Strangers tended to underestimate my dad at their peril. They’d see a short, slightly built, truly unassuming man and they’d start to draft the wrong profile. Dad actually was a multi-sport jock with a tremendous competitive fire — the kind of guy who would trounce you and make you feel like it was a fluke before he clubbed you five more times at, oh, golf or basketball or horseshoes or even ping-pong. He went from junior accounting clerk to vice president at the utility company where he spent his entire career; he raised seven (seven!) children; he fought — really fought — in the Pacific in World War II; friends and acquaintances treated him with an air of respect that was impossible for me to miss, even as a young child.
But of all those surprising traits, it was his singing that shocked me the most. There was nothing in his slightly nasal, very Midwestern speaking voice that made you think he could channel Bing. He steadfastly refused to sing in public (a terrible shame that bothers me to this day). But when the Christmas season came around, and if dad was in a good mood, he might suddenly start singing “White Chistmas” to the dog. It was pitch-perfect, right down to that amazing Crosby vibrato.
The Washington Post published a sweet editorial today about the song and its composer, Irving Berlin. “What he captured in that simple and sentimental song was the universal longing for times past and familiar faces, voices and places,” the Post writes.

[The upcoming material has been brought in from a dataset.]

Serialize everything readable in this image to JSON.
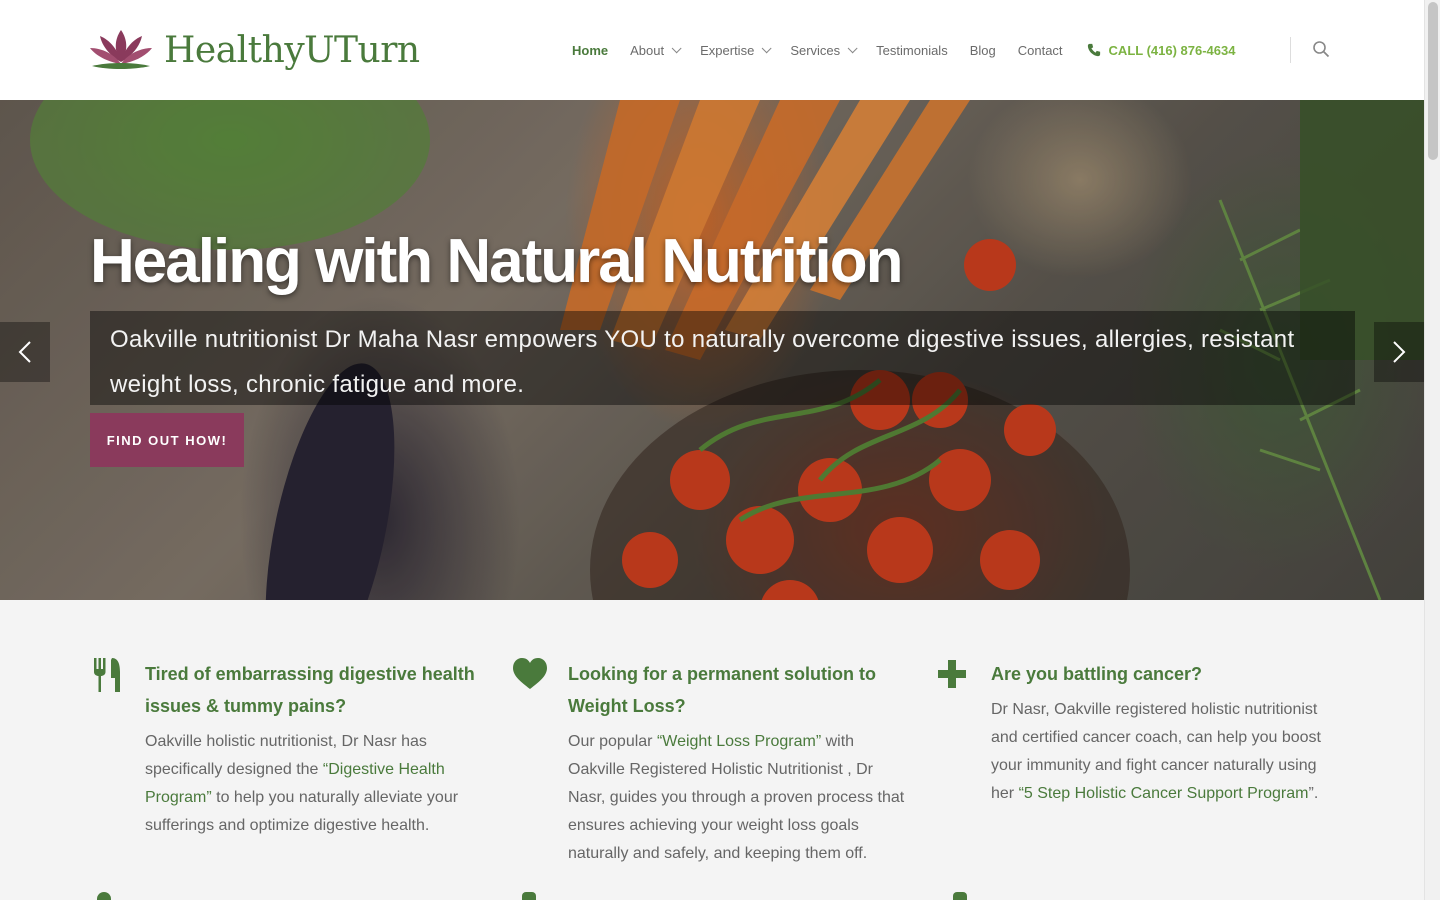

That’s what “White Christmas” does to me, too — but not for the reasons that others might assume. Merry Christmas, everybody.